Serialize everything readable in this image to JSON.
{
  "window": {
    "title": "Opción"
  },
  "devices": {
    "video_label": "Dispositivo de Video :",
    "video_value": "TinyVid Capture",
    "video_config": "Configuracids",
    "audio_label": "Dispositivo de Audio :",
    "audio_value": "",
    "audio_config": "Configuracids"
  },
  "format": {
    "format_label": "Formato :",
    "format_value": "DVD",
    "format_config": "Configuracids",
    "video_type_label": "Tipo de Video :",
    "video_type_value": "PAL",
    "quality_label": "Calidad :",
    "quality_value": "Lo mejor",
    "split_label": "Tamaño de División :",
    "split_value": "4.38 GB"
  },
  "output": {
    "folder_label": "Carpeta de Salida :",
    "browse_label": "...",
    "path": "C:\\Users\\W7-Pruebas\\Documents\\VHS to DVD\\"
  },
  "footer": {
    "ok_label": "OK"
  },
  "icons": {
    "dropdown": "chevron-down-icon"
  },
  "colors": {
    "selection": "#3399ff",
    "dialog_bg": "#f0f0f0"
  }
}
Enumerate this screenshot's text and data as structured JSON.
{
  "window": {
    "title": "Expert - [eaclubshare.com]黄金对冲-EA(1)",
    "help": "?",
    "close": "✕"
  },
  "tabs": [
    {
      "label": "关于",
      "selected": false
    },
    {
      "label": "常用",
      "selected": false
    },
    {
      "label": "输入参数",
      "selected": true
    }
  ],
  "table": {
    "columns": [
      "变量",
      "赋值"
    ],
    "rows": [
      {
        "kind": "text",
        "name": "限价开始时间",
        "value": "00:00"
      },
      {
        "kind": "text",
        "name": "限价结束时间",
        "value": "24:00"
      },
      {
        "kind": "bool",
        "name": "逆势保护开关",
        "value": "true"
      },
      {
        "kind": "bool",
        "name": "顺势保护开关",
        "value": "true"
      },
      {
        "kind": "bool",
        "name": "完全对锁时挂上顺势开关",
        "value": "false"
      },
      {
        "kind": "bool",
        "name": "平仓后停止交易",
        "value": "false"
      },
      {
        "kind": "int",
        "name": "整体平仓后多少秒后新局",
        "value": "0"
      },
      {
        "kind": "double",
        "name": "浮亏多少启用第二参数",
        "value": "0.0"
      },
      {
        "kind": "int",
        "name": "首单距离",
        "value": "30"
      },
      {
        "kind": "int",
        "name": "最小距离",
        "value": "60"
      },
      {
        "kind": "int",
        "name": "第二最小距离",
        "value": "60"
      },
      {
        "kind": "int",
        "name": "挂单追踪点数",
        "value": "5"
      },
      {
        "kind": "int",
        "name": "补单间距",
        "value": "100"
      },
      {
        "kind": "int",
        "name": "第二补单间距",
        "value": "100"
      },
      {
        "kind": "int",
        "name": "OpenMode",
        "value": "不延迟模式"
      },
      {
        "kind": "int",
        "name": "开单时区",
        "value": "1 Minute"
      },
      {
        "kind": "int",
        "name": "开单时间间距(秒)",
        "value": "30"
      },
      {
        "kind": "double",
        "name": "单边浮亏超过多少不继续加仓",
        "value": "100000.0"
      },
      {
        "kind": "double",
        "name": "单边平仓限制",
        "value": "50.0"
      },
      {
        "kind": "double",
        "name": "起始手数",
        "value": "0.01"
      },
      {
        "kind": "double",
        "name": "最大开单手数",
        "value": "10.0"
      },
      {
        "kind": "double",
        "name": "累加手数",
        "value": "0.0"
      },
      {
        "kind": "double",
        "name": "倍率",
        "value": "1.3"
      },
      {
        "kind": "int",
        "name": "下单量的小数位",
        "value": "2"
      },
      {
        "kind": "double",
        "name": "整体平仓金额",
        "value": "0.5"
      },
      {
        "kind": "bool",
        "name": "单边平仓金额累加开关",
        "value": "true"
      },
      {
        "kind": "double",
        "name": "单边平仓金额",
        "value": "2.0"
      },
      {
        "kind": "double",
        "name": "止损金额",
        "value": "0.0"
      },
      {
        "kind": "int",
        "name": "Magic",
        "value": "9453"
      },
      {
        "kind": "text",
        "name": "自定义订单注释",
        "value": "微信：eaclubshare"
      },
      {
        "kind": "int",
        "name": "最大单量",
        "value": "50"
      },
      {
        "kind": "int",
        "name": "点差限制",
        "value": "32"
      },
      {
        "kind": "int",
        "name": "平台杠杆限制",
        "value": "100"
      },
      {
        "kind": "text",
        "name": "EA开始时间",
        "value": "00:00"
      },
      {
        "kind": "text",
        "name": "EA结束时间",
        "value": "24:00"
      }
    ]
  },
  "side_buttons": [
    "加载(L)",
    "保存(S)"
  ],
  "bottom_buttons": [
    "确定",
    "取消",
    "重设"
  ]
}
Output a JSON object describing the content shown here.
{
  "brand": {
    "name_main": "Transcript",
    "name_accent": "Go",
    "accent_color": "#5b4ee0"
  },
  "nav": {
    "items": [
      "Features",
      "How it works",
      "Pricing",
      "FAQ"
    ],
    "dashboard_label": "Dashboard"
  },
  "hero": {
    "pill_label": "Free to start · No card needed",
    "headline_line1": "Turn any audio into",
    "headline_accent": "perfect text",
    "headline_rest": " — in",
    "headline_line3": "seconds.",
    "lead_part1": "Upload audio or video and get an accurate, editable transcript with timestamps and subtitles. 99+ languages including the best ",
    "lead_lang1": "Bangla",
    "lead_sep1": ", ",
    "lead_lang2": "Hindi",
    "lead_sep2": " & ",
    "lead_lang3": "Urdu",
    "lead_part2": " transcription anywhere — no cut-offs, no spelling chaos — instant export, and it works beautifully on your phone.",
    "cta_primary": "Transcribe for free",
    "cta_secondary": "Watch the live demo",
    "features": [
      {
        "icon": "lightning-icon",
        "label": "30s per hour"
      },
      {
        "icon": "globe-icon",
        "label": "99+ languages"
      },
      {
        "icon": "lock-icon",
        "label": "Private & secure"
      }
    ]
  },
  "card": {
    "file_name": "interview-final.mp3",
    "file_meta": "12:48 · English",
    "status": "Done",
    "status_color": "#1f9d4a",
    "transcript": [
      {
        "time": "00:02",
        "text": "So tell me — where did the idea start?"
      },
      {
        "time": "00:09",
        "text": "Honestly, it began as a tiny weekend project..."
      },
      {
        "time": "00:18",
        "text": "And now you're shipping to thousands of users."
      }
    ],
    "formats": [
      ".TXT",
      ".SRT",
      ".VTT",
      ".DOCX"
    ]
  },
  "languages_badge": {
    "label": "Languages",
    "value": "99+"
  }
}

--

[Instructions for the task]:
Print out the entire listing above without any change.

[Solution to the exercise]:
Serialize everything readable in this image to JSON.
{
  "window": {
    "title": "Opción"
  },
  "devices": {
    "video_label": "Dispositivo de Video :",
    "video_value": "TinyVid Capture",
    "video_config": "Configuracids",
    "audio_label": "Dispositivo de Audio :",
    "audio_value": "",
    "audio_config": "Configuracids"
  },
  "format": {
    "format_label": "Formato :",
    "format_value": "DVD",
    "format_config": "Configuracids",
    "video_type_label": "Tipo de Video :",
    "video_type_value": "PAL",
    "quality_label": "Calidad :",
    "quality_value": "Lo mejor",
    "split_label": "Tamaño de División :",
    "split_value": "4.38 GB"
  },
  "output": {
    "folder_label": "Carpeta de Salida :",
    "browse_label": "...",
    "path": "C:\\Users\\W7-Pruebas\\Documents\\VHS to DVD\\"
  },
  "footer": {
    "ok_label": "OK"
  },
  "icons": {
    "dropdown": "chevron-down-icon"
  },
  "colors": {
    "selection": "#3399ff",
    "dialog_bg": "#f0f0f0"
  }
}
Enumerate this screenshot's text and data as structured JSON.
{
  "window": {
    "title": "Expert - [eaclubshare.com]黄金对冲-EA(1)",
    "help": "?",
    "close": "✕"
  },
  "tabs": [
    {
      "label": "关于",
      "selected": false
    },
    {
      "label": "常用",
      "selected": false
    },
    {
      "label": "输入参数",
      "selected": true
    }
  ],
  "table": {
    "columns": [
      "变量",
      "赋值"
    ],
    "rows": [
      {
        "kind": "text",
        "name": "限价开始时间",
        "value": "00:00"
      },
      {
        "kind": "text",
        "name": "限价结束时间",
        "value": "24:00"
      },
      {
        "kind": "bool",
        "name": "逆势保护开关",
        "value": "true"
      },
      {
        "kind": "bool",
        "name": "顺势保护开关",
        "value": "true"
      },
      {
        "kind": "bool",
        "name": "完全对锁时挂上顺势开关",
        "value": "false"
      },
      {
        "kind": "bool",
        "name": "平仓后停止交易",
        "value": "false"
      },
      {
        "kind": "int",
        "name": "整体平仓后多少秒后新局",
        "value": "0"
      },
      {
        "kind": "double",
        "name": "浮亏多少启用第二参数",
        "value": "0.0"
      },
      {
        "kind": "int",
        "name": "首单距离",
        "value": "30"
      },
      {
        "kind": "int",
        "name": "最小距离",
        "value": "60"
      },
      {
        "kind": "int",
        "name": "第二最小距离",
        "value": "60"
      },
      {
        "kind": "int",
        "name": "挂单追踪点数",
        "value": "5"
      },
      {
        "kind": "int",
        "name": "补单间距",
        "value": "100"
      },
      {
        "kind": "int",
        "name": "第二补单间距",
        "value": "100"
      },
      {
        "kind": "int",
        "name": "OpenMode",
        "value": "不延迟模式"
      },
      {
        "kind": "int",
        "name": "开单时区",
        "value": "1 Minute"
      },
      {
        "kind": "int",
        "name": "开单时间间距(秒)",
        "value": "30"
      },
      {
        "kind": "double",
        "name": "单边浮亏超过多少不继续加仓",
        "value": "100000.0"
      },
      {
        "kind": "double",
        "name": "单边平仓限制",
        "value": "50.0"
      },
      {
        "kind": "double",
        "name": "起始手数",
        "value": "0.01"
      },
      {
        "kind": "double",
        "name": "最大开单手数",
        "value": "10.0"
      },
      {
        "kind": "double",
        "name": "累加手数",
        "value": "0.0"
      },
      {
        "kind": "double",
        "name": "倍率",
        "value": "1.3"
      },
      {
        "kind": "int",
        "name": "下单量的小数位",
        "value": "2"
      },
      {
        "kind": "double",
        "name": "整体平仓金额",
        "value": "0.5"
      },
      {
        "kind": "bool",
        "name": "单边平仓金额累加开关",
        "value": "true"
      },
      {
        "kind": "double",
        "name": "单边平仓金额",
        "value": "2.0"
      },
      {
        "kind": "double",
        "name": "止损金额",
        "value": "0.0"
      },
      {
        "kind": "int",
        "name": "Magic",
        "value": "9453"
      },
      {
        "kind": "text",
        "name": "自定义订单注释",
        "value": "微信：eaclubshare"
      },
      {
        "kind": "int",
        "name": "最大单量",
        "value": "50"
      },
      {
        "kind": "int",
        "name": "点差限制",
        "value": "32"
      },
      {
        "kind": "int",
        "name": "平台杠杆限制",
        "value": "100"
      },
      {
        "kind": "text",
        "name": "EA开始时间",
        "value": "00:00"
      },
      {
        "kind": "text",
        "name": "EA结束时间",
        "value": "24:00"
      }
    ]
  },
  "side_buttons": [
    "加载(L)",
    "保存(S)"
  ],
  "bottom_buttons": [
    "确定",
    "取消",
    "重设"
  ]
}
Output a JSON object describing the content shown here.
{
  "brand": {
    "name_main": "Transcript",
    "name_accent": "Go",
    "accent_color": "#5b4ee0"
  },
  "nav": {
    "items": [
      "Features",
      "How it works",
      "Pricing",
      "FAQ"
    ],
    "dashboard_label": "Dashboard"
  },
  "hero": {
    "pill_label": "Free to start · No card needed",
    "headline_line1": "Turn any audio into",
    "headline_accent": "perfect text",
    "headline_rest": " — in",
    "headline_line3": "seconds.",
    "lead_part1": "Upload audio or video and get an accurate, editable transcript with timestamps and subtitles. 99+ languages including the best ",
    "lead_lang1": "Bangla",
    "lead_sep1": ", ",
    "lead_lang2": "Hindi",
    "lead_sep2": " & ",
    "lead_lang3": "Urdu",
    "lead_part2": " transcription anywhere — no cut-offs, no spelling chaos — instant export, and it works beautifully on your phone.",
    "cta_primary": "Transcribe for free",
    "cta_secondary": "Watch the live demo",
    "features": [
      {
        "icon": "lightning-icon",
        "label": "30s per hour"
      },
      {
        "icon": "globe-icon",
        "label": "99+ languages"
      },
      {
        "icon": "lock-icon",
        "label": "Private & secure"
      }
    ]
  },
  "card": {
    "file_name": "interview-final.mp3",
    "file_meta": "12:48 · English",
    "status": "Done",
    "status_color": "#1f9d4a",
    "transcript": [
      {
        "time": "00:02",
        "text": "So tell me — where did the idea start?"
      },
      {
        "time": "00:09",
        "text": "Honestly, it began as a tiny weekend project..."
      },
      {
        "time": "00:18",
        "text": "And now you're shipping to thousands of users."
      }
    ],
    "formats": [
      ".TXT",
      ".SRT",
      ".VTT",
      ".DOCX"
    ]
  },
  "languages_badge": {
    "label": "Languages",
    "value": "99+"
  }
}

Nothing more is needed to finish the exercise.